Record Type: Journal
Publication Date: 2007-May
Pages: 10
Abstractor: ERIC
Reference Count: 0
ISSN: ISSN-0018-2745
Forget the Alamo: Thinking about History in John Sayles' "Lone Star"
Adams, Anna
History Teacher, v40 n3 p339-348 May 2007
John Sayles' film "Lone Star" is an excellent vehicle for teaching about the production and interpretation of history in a high school or introductory level college history class. The film illustrates that history is subjective, that the sorting and arrangement of evidence is what makes history, and that history is not necessarily an inevitable linear progression toward Western "civilization." Set in a small Texas border town of Frontera in contemporary times, "Lone Star" examines the relationship between past and present, the importance of perspective in historical accounts, and the origins of differing perspectives.
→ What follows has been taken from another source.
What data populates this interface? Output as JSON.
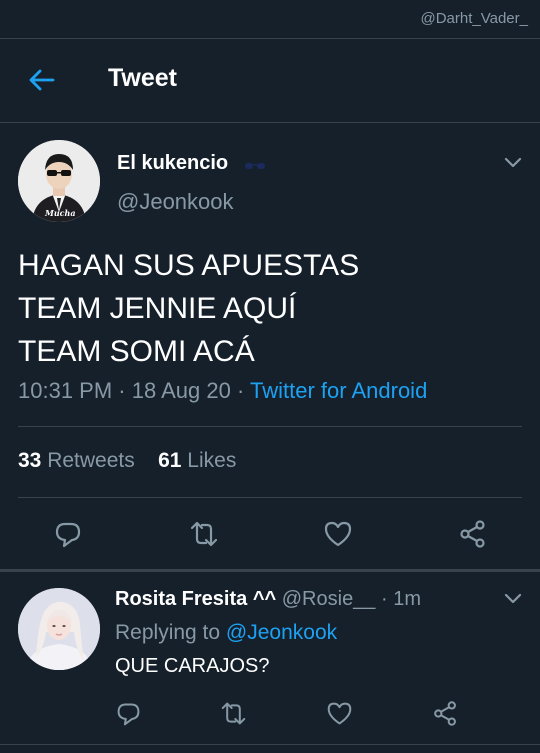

Sayles has expressed his view that history is eminently revisitable, and in "Lone Star," he revisits and alters Frontera's traditionally white, Walter Prescott Webb-based history by including Mexicans, African Americans, and Native Americans as objects and subjects of history. Those who have been hidden from history, who have been excluded from the official history texts, are given equal time in Sayles' film. Sayles wants to reflect the multicultural history of the United States. (Contains 14 notes.)
Society for History Education. California State University, Long Beach, 1250 Bellflower Blvd, Long Beach, CA 90840-1601. Tel: 562-985-2573; Fax: 562-985-5431; Web site:
Publication Type: Journal Articles; Reports - Descriptive
Education Level: High Schools; Higher Education
Audience: N/A
Language: English
Sponsor: N/A
Authoring Institution: N/A